Atlanta Mayor Kasim Reed responded to Thomas and Ward, who voiced their concerns about redevelopment of the stadium neighborhoods at Invest Atlanta’s July 17 board meeting. Moments before, the board voted to authorize $1.5 million from the Westside Tax Allocation District to buy derelict properties in the Westside district – presumably within the stadium neighborhoods. Wallace received no response from the McPherson Implementing Local Redevelopment Authority.
Reed told Thomas:
- “My vision is for you to be involved in the Westside Future Fund, where the real energy is going to be. … Fifty-one grant applications [for redevelopment] are being processed right now. You are right on the mark when it comes to the westside.”
The Westside Future Fund has yet to be formally named and created. The mayor announced June 27 that such an entity will be created to guide redevelopment efforts on the westside of the city.
To Ward, who asked for westside neighborhood leaders to be included in planning for redevelopment, Reed said:
- “Help us draft what inclusion means to you. … That way, we wouldn’t be operating with what we believe inclusion is, but not what you believe inclusion is. We can spend time with that as we spend the next few years together [redeveloping stadium neighborhoods].”
Both Thomas and Ward left Invest Atlanta’s offices in the Georgia Pacific building with no definite “next steps” for the future inclusion.
Speaking to the Fort McPherson authority, also July 17, Wallace contended the number of public assets on the auction block is unprecedented and warrants close attention.
Wallace has participated in Atlanta affairs for more that two decades, including her executive level role preparing for the 1996 Summer Olympic Games. Wallace’s list of public properties of concern include:
- Civic Center – on the auction block;
- Turner Field – on the auction block;
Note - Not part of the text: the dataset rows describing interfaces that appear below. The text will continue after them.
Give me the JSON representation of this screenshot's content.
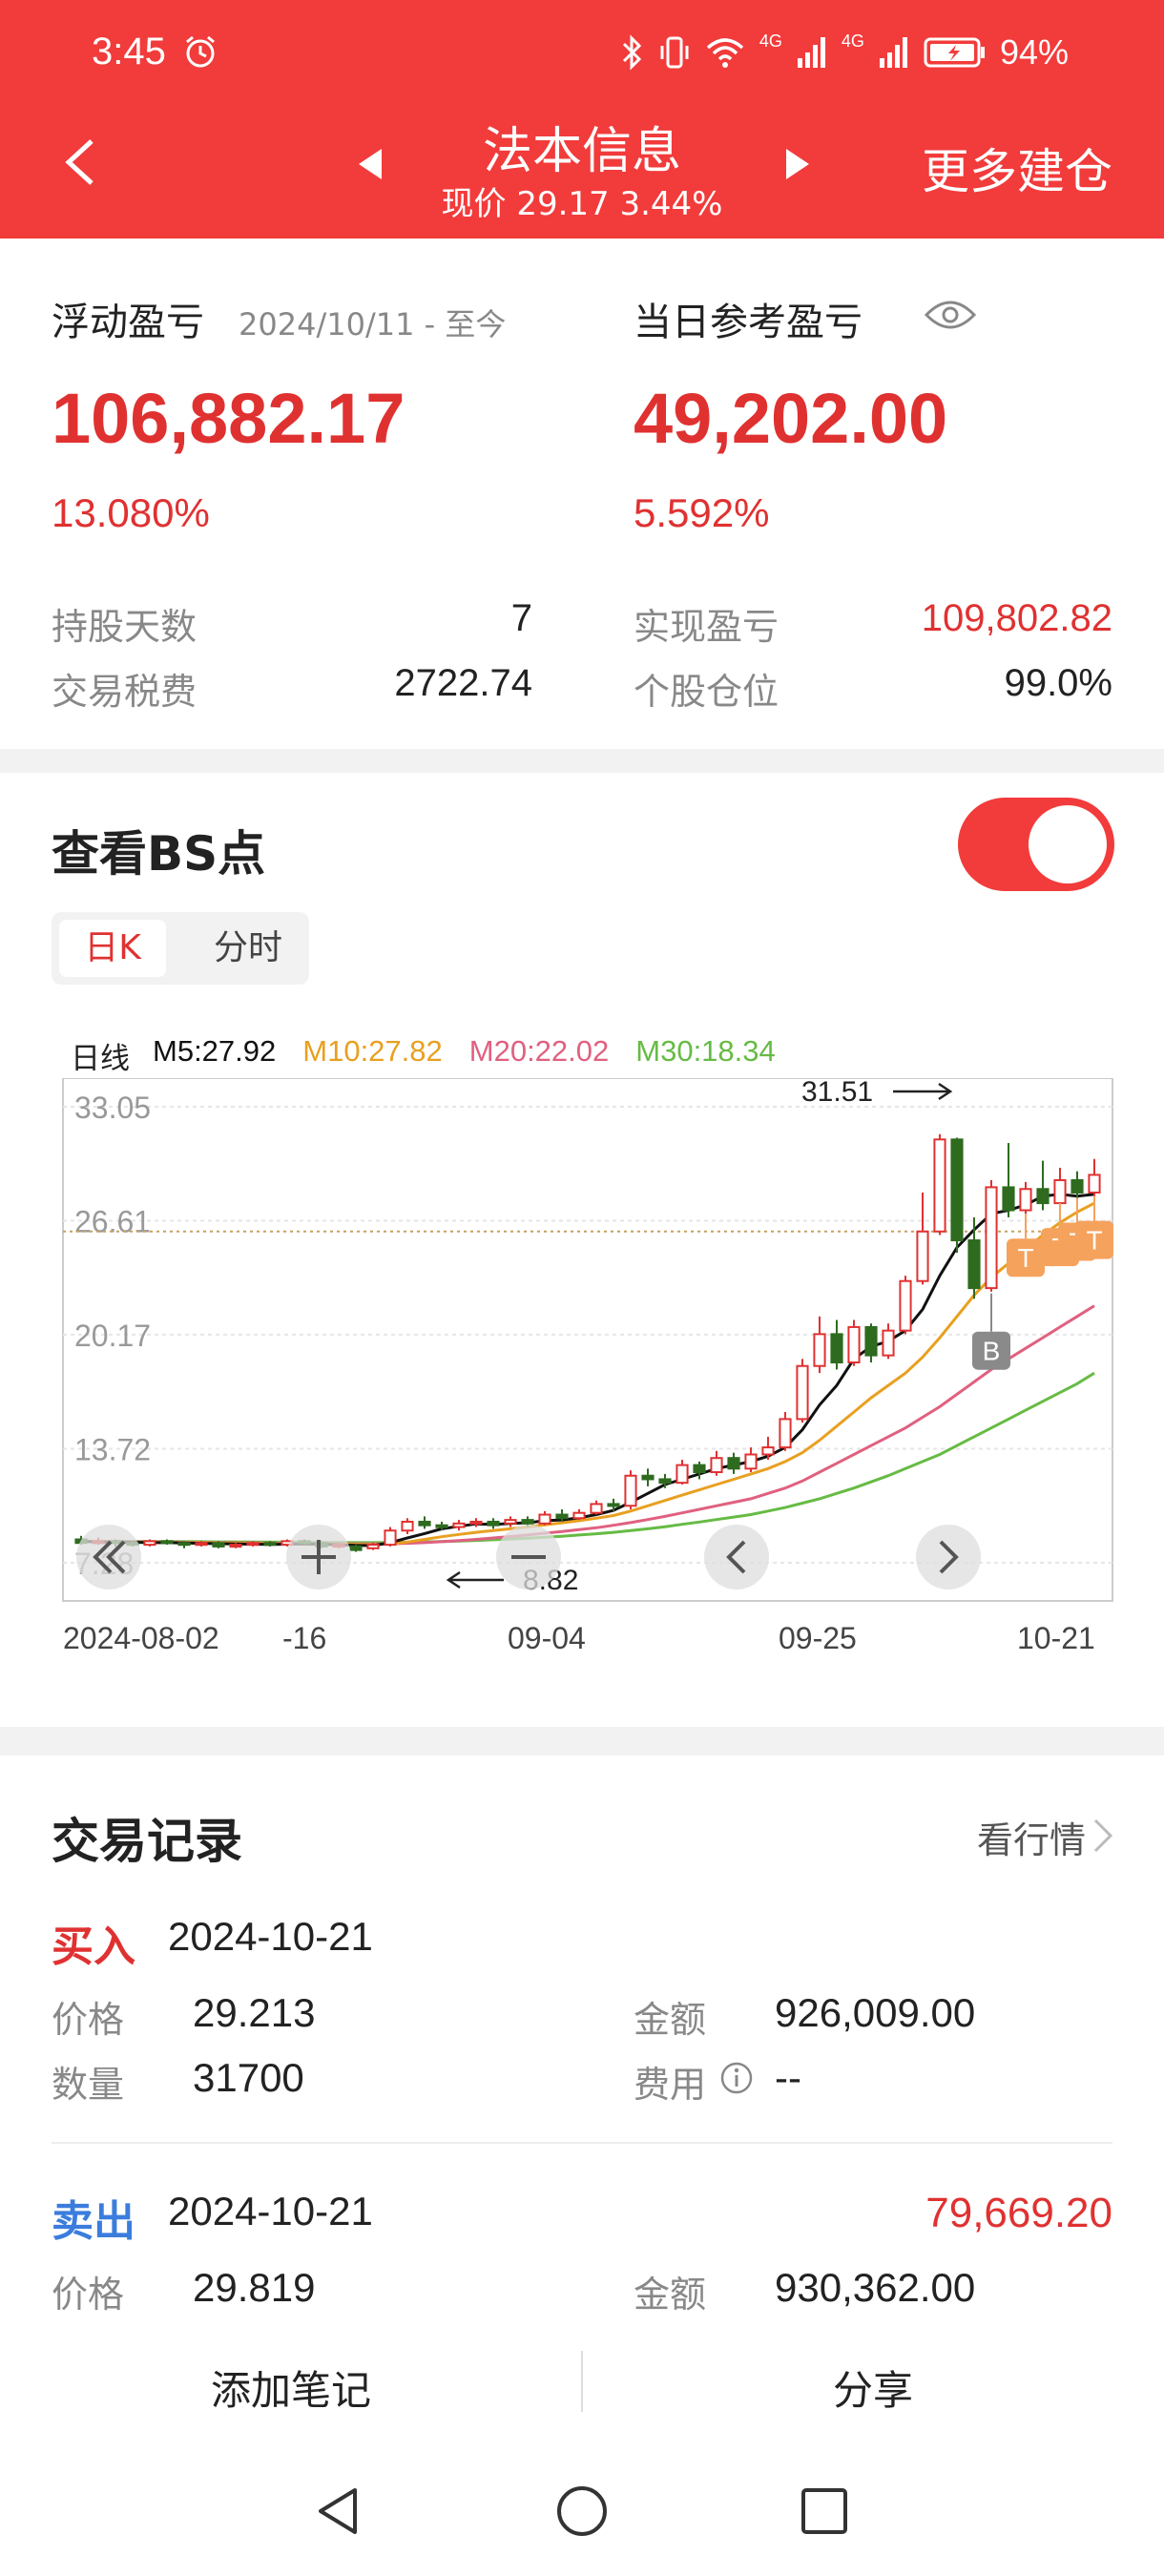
{
  "status_bar": {
    "time": "3:45",
    "network_label_1": "4G",
    "network_label_2": "4G",
    "battery": "94%"
  },
  "header": {
    "title": "法本信息",
    "subtitle": "现价 29.17 3.44%",
    "more": "更多建仓"
  },
  "summary": {
    "float_label": "浮动盈亏",
    "float_range": "2024/10/11 - 至今",
    "float_value": "106,882.17",
    "float_pct": "13.080%",
    "today_label": "当日参考盈亏",
    "today_value": "49,202.00",
    "today_pct": "5.592%",
    "hold_days_label": "持股天数",
    "hold_days": "7",
    "tax_label": "交易税费",
    "tax": "2722.74",
    "realized_label": "实现盈亏",
    "realized": "109,802.82",
    "position_label": "个股仓位",
    "position": "99.0%"
  },
  "bs": {
    "title": "查看BS点",
    "toggle_on": true,
    "tab_day": "日K",
    "tab_minute": "分时"
  },
  "ma_legend": {
    "daily": "日线",
    "m5": "M5:27.92",
    "m10": "M10:27.82",
    "m20": "M20:22.02",
    "m30": "M30:18.34"
  },
  "chart_data": {
    "type": "candlestick",
    "y_ticks": [
      "33.05",
      "26.61",
      "20.17",
      "13.72",
      "7.28"
    ],
    "ylim": [
      7.28,
      33.05
    ],
    "x_ticks": [
      "2024-08-02",
      "-16",
      "09-04",
      "09-25",
      "10-21"
    ],
    "high_annotation": "31.51",
    "low_annotation": "8.82",
    "reference_price": 26.0,
    "candles": [
      [
        8.6,
        8.4,
        8.8,
        8.3
      ],
      [
        8.4,
        8.5,
        8.7,
        8.3
      ],
      [
        8.5,
        8.4,
        8.6,
        8.2
      ],
      [
        8.4,
        8.3,
        8.5,
        8.2
      ],
      [
        8.3,
        8.5,
        8.6,
        8.2
      ],
      [
        8.5,
        8.4,
        8.6,
        8.3
      ],
      [
        8.4,
        8.3,
        8.5,
        8.1
      ],
      [
        8.3,
        8.4,
        8.5,
        8.2
      ],
      [
        8.4,
        8.2,
        8.5,
        8.1
      ],
      [
        8.2,
        8.3,
        8.4,
        8.1
      ],
      [
        8.3,
        8.4,
        8.5,
        8.2
      ],
      [
        8.4,
        8.3,
        8.5,
        8.2
      ],
      [
        8.3,
        8.5,
        8.6,
        8.2
      ],
      [
        8.5,
        8.4,
        8.6,
        8.3
      ],
      [
        8.4,
        8.2,
        8.5,
        8.1
      ],
      [
        8.2,
        8.3,
        8.4,
        8.1
      ],
      [
        8.2,
        8.0,
        8.3,
        7.9
      ],
      [
        8.1,
        8.3,
        8.4,
        8.0
      ],
      [
        8.3,
        9.1,
        9.3,
        8.2
      ],
      [
        9.1,
        9.6,
        9.8,
        8.9
      ],
      [
        9.6,
        9.4,
        9.9,
        9.2
      ],
      [
        9.4,
        9.3,
        9.6,
        9.1
      ],
      [
        9.3,
        9.5,
        9.7,
        9.1
      ],
      [
        9.5,
        9.6,
        9.8,
        9.3
      ],
      [
        9.6,
        9.4,
        9.8,
        9.2
      ],
      [
        9.5,
        9.7,
        9.9,
        9.3
      ],
      [
        9.7,
        9.5,
        9.9,
        9.3
      ],
      [
        9.5,
        10.0,
        10.2,
        9.4
      ],
      [
        10.0,
        9.8,
        10.3,
        9.6
      ],
      [
        9.8,
        10.1,
        10.3,
        9.7
      ],
      [
        10.1,
        10.6,
        10.8,
        10.0
      ],
      [
        10.6,
        10.5,
        10.9,
        10.2
      ],
      [
        10.5,
        12.2,
        12.5,
        10.3
      ],
      [
        12.2,
        12.0,
        12.6,
        11.6
      ],
      [
        12.0,
        11.8,
        12.3,
        11.5
      ],
      [
        11.8,
        12.8,
        13.1,
        11.7
      ],
      [
        12.8,
        12.4,
        13.0,
        12.0
      ],
      [
        12.4,
        13.2,
        13.6,
        12.2
      ],
      [
        13.2,
        12.6,
        13.5,
        12.3
      ],
      [
        12.6,
        13.4,
        13.8,
        12.4
      ],
      [
        13.4,
        13.8,
        14.4,
        13.1
      ],
      [
        13.8,
        15.4,
        15.8,
        13.6
      ],
      [
        15.4,
        18.4,
        18.8,
        15.2
      ],
      [
        18.4,
        20.2,
        21.2,
        18.0
      ],
      [
        20.2,
        18.6,
        21.0,
        18.2
      ],
      [
        18.6,
        20.6,
        21.0,
        18.4
      ],
      [
        20.6,
        19.0,
        20.8,
        18.6
      ],
      [
        19.0,
        20.4,
        20.8,
        18.8
      ],
      [
        20.4,
        23.2,
        23.5,
        20.2
      ],
      [
        23.2,
        26.0,
        28.2,
        23.0
      ],
      [
        26.0,
        31.2,
        31.5,
        25.8
      ],
      [
        31.2,
        25.5,
        31.3,
        24.8
      ],
      [
        25.5,
        22.8,
        26.8,
        22.2
      ],
      [
        22.8,
        28.5,
        28.9,
        22.6
      ],
      [
        28.5,
        27.2,
        31.0,
        26.8
      ],
      [
        27.2,
        28.4,
        28.8,
        27.0
      ],
      [
        28.4,
        27.6,
        30.0,
        27.2
      ],
      [
        27.6,
        28.9,
        29.6,
        27.4
      ],
      [
        28.9,
        28.2,
        29.4,
        27.9
      ],
      [
        28.2,
        29.2,
        30.1,
        28.0
      ]
    ],
    "ma5": [
      8.5,
      8.45,
      8.45,
      8.44,
      8.42,
      8.42,
      8.4,
      8.38,
      8.36,
      8.34,
      8.33,
      8.32,
      8.33,
      8.34,
      8.33,
      8.3,
      8.26,
      8.25,
      8.42,
      8.68,
      8.93,
      9.2,
      9.34,
      9.48,
      9.44,
      9.5,
      9.54,
      9.66,
      9.7,
      9.82,
      10.0,
      10.24,
      10.7,
      11.2,
      11.7,
      12.0,
      12.3,
      12.6,
      12.8,
      13.0,
      13.3,
      13.8,
      14.8,
      16.2,
      17.3,
      18.8,
      19.5,
      19.8,
      20.4,
      21.6,
      23.5,
      25.1,
      26.1,
      27.0,
      27.2,
      27.5,
      28.0,
      28.1,
      28.0,
      28.1
    ],
    "ma10": [
      8.5,
      8.48,
      8.46,
      8.45,
      8.44,
      8.43,
      8.42,
      8.41,
      8.4,
      8.39,
      8.38,
      8.36,
      8.35,
      8.35,
      8.34,
      8.33,
      8.32,
      8.3,
      8.35,
      8.45,
      8.6,
      8.75,
      8.88,
      9.0,
      9.1,
      9.2,
      9.3,
      9.42,
      9.54,
      9.66,
      9.8,
      9.95,
      10.2,
      10.5,
      10.8,
      11.1,
      11.4,
      11.7,
      12.0,
      12.3,
      12.6,
      13.0,
      13.5,
      14.2,
      15.0,
      15.8,
      16.6,
      17.3,
      18.0,
      18.9,
      20.0,
      21.2,
      22.4,
      23.4,
      24.2,
      25.0,
      25.8,
      26.5,
      27.1,
      27.6
    ],
    "ma20": [
      8.5,
      8.49,
      8.48,
      8.47,
      8.46,
      8.45,
      8.44,
      8.43,
      8.42,
      8.41,
      8.4,
      8.39,
      8.38,
      8.37,
      8.36,
      8.36,
      8.35,
      8.35,
      8.36,
      8.38,
      8.42,
      8.47,
      8.53,
      8.6,
      8.68,
      8.76,
      8.85,
      8.95,
      9.05,
      9.15,
      9.26,
      9.4,
      9.55,
      9.72,
      9.9,
      10.1,
      10.3,
      10.5,
      10.7,
      10.9,
      11.2,
      11.5,
      11.9,
      12.4,
      12.9,
      13.4,
      13.9,
      14.4,
      14.9,
      15.5,
      16.1,
      16.8,
      17.5,
      18.2,
      18.8,
      19.4,
      20.0,
      20.6,
      21.2,
      21.8
    ],
    "ma30": [
      8.5,
      8.5,
      8.49,
      8.49,
      8.48,
      8.48,
      8.47,
      8.47,
      8.46,
      8.46,
      8.45,
      8.45,
      8.44,
      8.44,
      8.43,
      8.43,
      8.42,
      8.42,
      8.43,
      8.44,
      8.46,
      8.48,
      8.51,
      8.54,
      8.58,
      8.62,
      8.67,
      8.72,
      8.78,
      8.85,
      8.92,
      9.0,
      9.1,
      9.2,
      9.32,
      9.45,
      9.58,
      9.72,
      9.86,
      10.0,
      10.2,
      10.4,
      10.65,
      10.9,
      11.2,
      11.5,
      11.85,
      12.2,
      12.6,
      13.0,
      13.4,
      13.9,
      14.4,
      14.9,
      15.4,
      15.9,
      16.4,
      16.9,
      17.4,
      18.0
    ],
    "markers": [
      {
        "label": "B",
        "index": 53,
        "price": 22.5,
        "kind": "buy"
      },
      {
        "label": "T",
        "index": 55,
        "price": 27.0,
        "kind": "t"
      },
      {
        "label": "T",
        "index": 57,
        "price": 27.6,
        "kind": "t"
      },
      {
        "label": "T",
        "index": 58,
        "price": 27.9,
        "kind": "t"
      },
      {
        "label": "T",
        "index": 59,
        "price": 28.0,
        "kind": "t"
      }
    ],
    "colors": {
      "up": "#e03131",
      "down": "#2e6b1f",
      "ma5": "#111111",
      "ma10": "#e8a020",
      "ma20": "#e06080",
      "ma30": "#66bb44"
    }
  },
  "trades": {
    "title": "交易记录",
    "link": "看行情",
    "buy": {
      "tag": "买入",
      "date": "2024-10-21",
      "price_label": "价格",
      "price": "29.213",
      "qty_label": "数量",
      "qty": "31700",
      "amount_label": "金额",
      "amount": "926,009.00",
      "fee_label": "费用",
      "fee": "--"
    },
    "sell": {
      "tag": "卖出",
      "date": "2024-10-21",
      "profit": "79,669.20",
      "price_label": "价格",
      "price": "29.819",
      "amount_label": "金额",
      "amount": "930,362.00"
    }
  },
  "actions": {
    "note": "添加笔记",
    "share": "分享"
  }
}
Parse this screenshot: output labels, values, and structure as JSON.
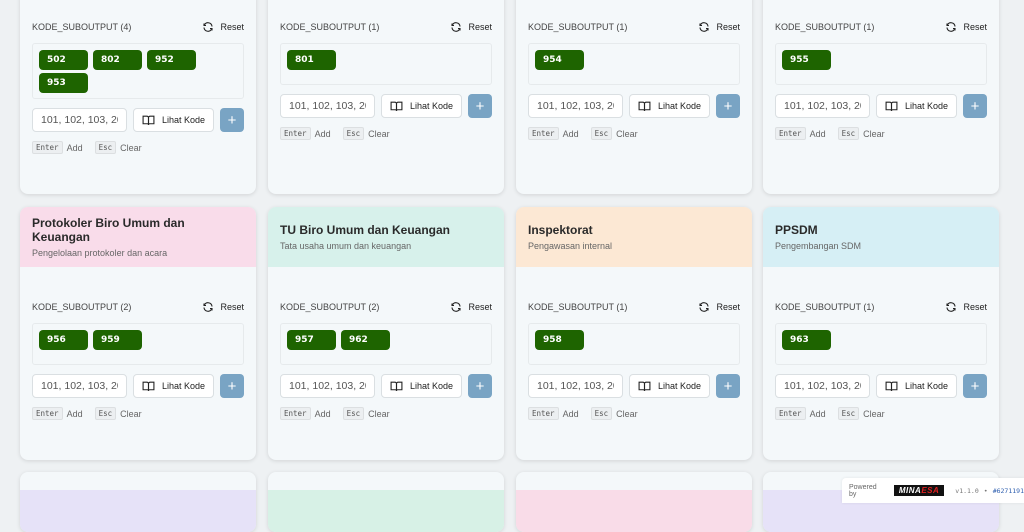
{
  "common": {
    "reset_label": "Reset",
    "lihat_label": "Lihat Kode",
    "plus_label": "+",
    "input_value": "101, 102, 103, 20",
    "enter_key": "Enter",
    "add_label": "Add",
    "esc_key": "Esc",
    "clear_label": "Clear"
  },
  "top_cards": [
    {
      "kode_label": "KODE_SUBOUTPUT (4)",
      "codes": [
        "502",
        "802",
        "952",
        "953"
      ]
    },
    {
      "kode_label": "KODE_SUBOUTPUT (1)",
      "codes": [
        "801"
      ]
    },
    {
      "kode_label": "KODE_SUBOUTPUT (1)",
      "codes": [
        "954"
      ]
    },
    {
      "kode_label": "KODE_SUBOUTPUT (1)",
      "codes": [
        "955"
      ]
    }
  ],
  "mid_cards": [
    {
      "title": "Protokoler Biro Umum dan Keuangan",
      "subtitle": "Pengelolaan protokoler dan acara",
      "header_color": "#f9dcea",
      "kode_label": "KODE_SUBOUTPUT (2)",
      "codes": [
        "956",
        "959"
      ]
    },
    {
      "title": "TU Biro Umum dan Keuangan",
      "subtitle": "Tata usaha umum dan keuangan",
      "header_color": "#d7f1eb",
      "kode_label": "KODE_SUBOUTPUT (2)",
      "codes": [
        "957",
        "962"
      ]
    },
    {
      "title": "Inspektorat",
      "subtitle": "Pengawasan internal",
      "header_color": "#fce8d4",
      "kode_label": "KODE_SUBOUTPUT (1)",
      "codes": [
        "958"
      ]
    },
    {
      "title": "PPSDM",
      "subtitle": "Pengembangan SDM",
      "header_color": "#d6eff5",
      "kode_label": "KODE_SUBOUTPUT (1)",
      "codes": [
        "963"
      ]
    }
  ],
  "bottom_cards": [
    {
      "header_color": "#e6e2f8"
    },
    {
      "header_color": "#d7f1e6"
    },
    {
      "header_color": "#f9dce8"
    },
    {
      "header_color": "#e6e2f8"
    }
  ],
  "footer": {
    "powered_by": "Powered by",
    "logo_main": "MINA",
    "logo_accent": "ESA",
    "version": "v1.1.0",
    "separator": "•",
    "build": "#6271191"
  }
}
- Underground Atlanta – on the auction block;
- Falcon Stadium – Martin Luther King, Jr. Drive closed at the bridge over a bridge near Northside Drive; Atlanta and Friendship Baptist Church are partners in the purchase of Morris Brown College, with the city putting up $10.6 million of the $14.6 million purchase price;
- Lakewood Fairgrounds – converted to a film studio that Wallace said imports more workers from outside the region than it hires locally;
- Fort McPherson – the authority is so anxious to do a deal with Perry that the authority’s original redevelopment plan, which was to build a bioscience research center with state funding, has been deep-sixed with no public comment.
“You approved a plan, and now you have a plan that is very different,” Wallace said. “I wonder what the process is. I wonder why there’s not an opening for people to come back and make proposals for their potential use of the property. Was that solicited by Mr. Perry? I would presume there were opportunities for others to bring their [proposals] forward.
“When people have to continually come back before the authority and ask if you are taking our concerns into account, either you are or you aren’t – but we don’t know,” Wallace said.
A lawsuit challenging the potential deal with Tyler Perry was filed July 17 in U.S. District Court in Atlanta.
A joint partnership including Atlanta developer Egbert Perry and Ubiquitous Entertainment Studios LLC (UES) contend in the lawsuit that the Fort McPherson redevelopment authority (MILRA) summarily dismissed their offer in December 2013 to purchase the 488-site.
The authority said it could not entertain the offer because the Army still owns the property, according to the lawsuit:
- “On January 26, 2014, MILRA responded to UES’s offer of December 10, 2013 and indicated that they were not able to respond to or negotiate the offer of UES because they were not yet the title owner of the Ft. McPherson property but at such time that they became the property owner they would by public notice, inform not only UES but other interested parties in the purchase of land located within Ft. McPherson.”